ATLANTA – The investigational therapeutic umbralisib, which targets the molecule PI3K-delta, was well tolerated and highly active in patients with relapsed/refractory marginal zone lymphoma, according to early results from the UNITY-NHL phase II clinical trial, which were presented at the AACR Annual Meeting 2019, March 29-April 3.

As of October 20, 2018, 55 percent of patients who had at least six months of follow-up had a partial or complete response following umbralisib treatment. The median duration of response had not been reached. Updated data will be presented at the meeting, according to Nathan H. Fowler, MD, associate professor of medicine and director of clinical research in the Department of Lymphoma/Myeloma at The University of Texas MD Anderson Cancer Center in Houston.

In January 2019, the U.S. Food and Drug Administration (FDA) granted umbralisib breakthrough therapy designation for the treatment of adults with marginal zone lymphoma who have received at least one anti-CD20 treatment. Breakthrough therapy designation is an FDA strategy to expedite assessment of therapeutics for life-threatening diseases such as cancer.

Marginal zone lymphoma is an uncommon, slow-growing type of non-Hodgkin lymphoma,” said Fowler. “Rituximab, either alone or in combination with chemotherapy, has improved outcomes for patients, but in most cases the disease eventually relapses, and these individuals have limited treatment options.

“Umbralisib is a small-molecule inhibitor that targets PI3K-delta, which is a component of a signaling pathway that has a key role in promoting the survival and expansion of many types of cells, and has also been shown to uniquely inhibit CK1 epsilon,” continued Fowler. “Our exciting results suggest that this oral targeted therapeutic has significant activity against relapsed/refractory marginal zone lymphoma and offers hope for patients.”

As of October 20, 2018, 69 patients with relapsed/refractory marginal zone lymphoma had been enrolled on the trial and received 800 milligrams of umbralisib orally once daily until disease progression or unacceptable toxicity. At that time, 38 patients had at least six months of follow-up.

Among the 38 patients, the median follow-up time was 9.6 months. Four had a complete response and 17 had a partial response, as assessed by the investigators, for an overall response rate of 55 percent. An additional 11 patients had stable disease, for a clinical benefit rate (complete response, partial response, and stable disease) of 84 percent. Progression-free survival at 12 months was 71 percent.

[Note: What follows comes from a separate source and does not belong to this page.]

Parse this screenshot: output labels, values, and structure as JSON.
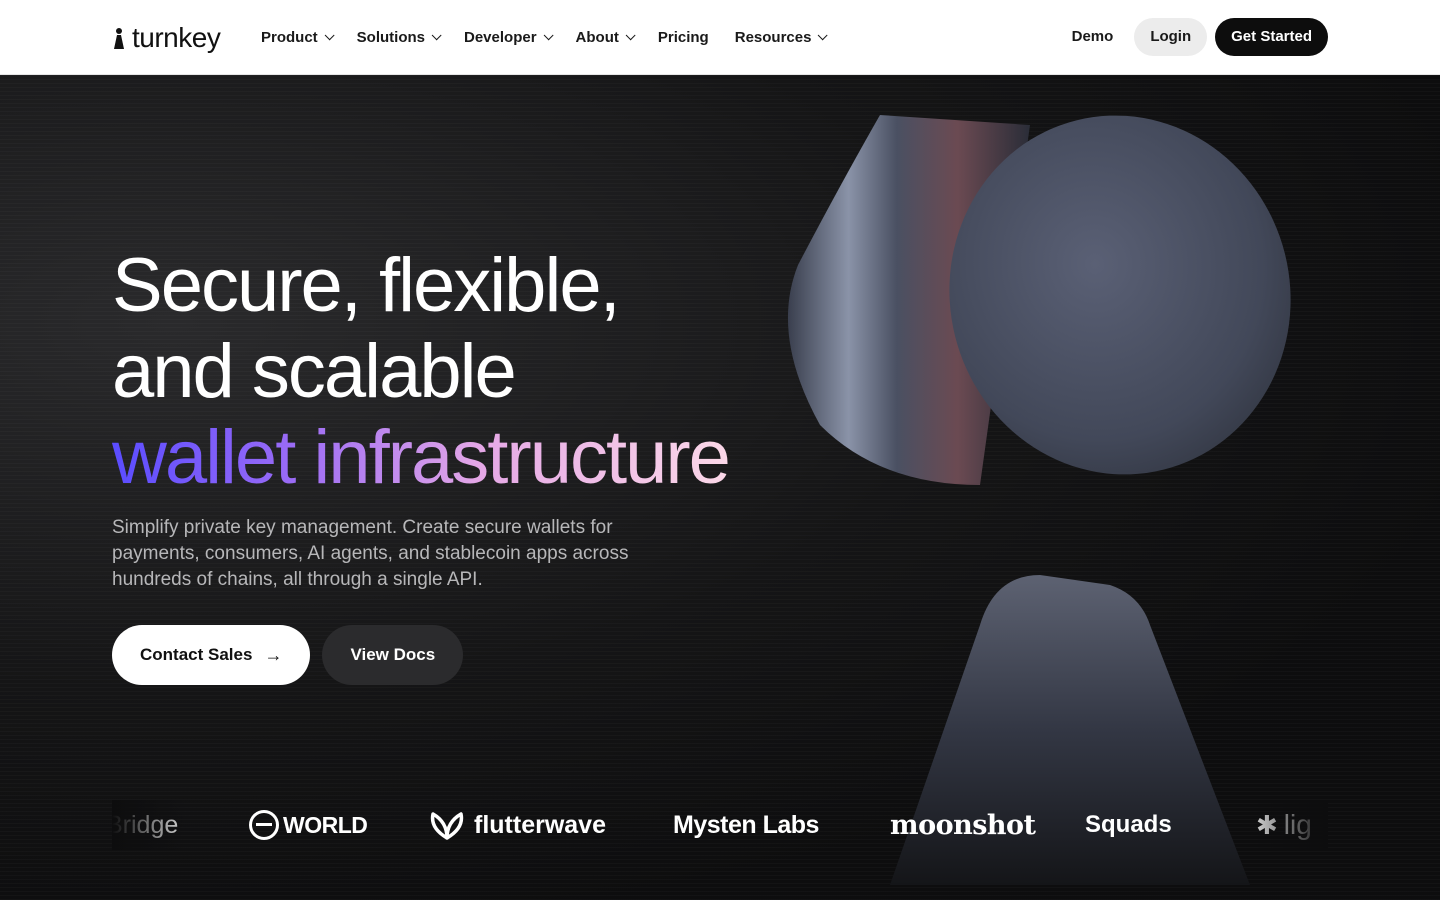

The most common adverse event of any grade was diarrhea, which affected 45 percent of the 38 patients. Nausea, fatigue, headache, cough, and decreased appetite affected between 20 percent and 30 percent of patients. The most common grade 3/4 adverse events were neutropenia, febrile neutropenia, and diarrhea, which affected 8 percent, 5 percent, and 5 percent of the 38 patients, respectively. No events of colitis or pneumonitis had been reported.

“All the adverse events we have seen in the trial are to be expected with this class of drugs,” said Fowler. “Moreover, we were able to manage the side effects for the patients, making umbralisib a well-tolerated treatment.

“The adverse event and clinical activity data are highly encouraging at this early timepoint,” added Fowler. “We are excited to continue following patients for a longer time to further establish the long-term activity and side effects of umbralisib. With the results reported so far, umbralisib has the potential to make a real difference for patients with relapsed/refractory marginal zone lymphoma.”

According to Fowler, the main limitations of the data presented are that it was based on a small number of patients and a short follow-up time.

This study was funded by TG Therapeutics. Fowler serves on scientific advisory boards for TG Therapeutics, Bayer, Gilead Sciences, and Verastem Oncology; he also receives research funding from TG Therapeutics.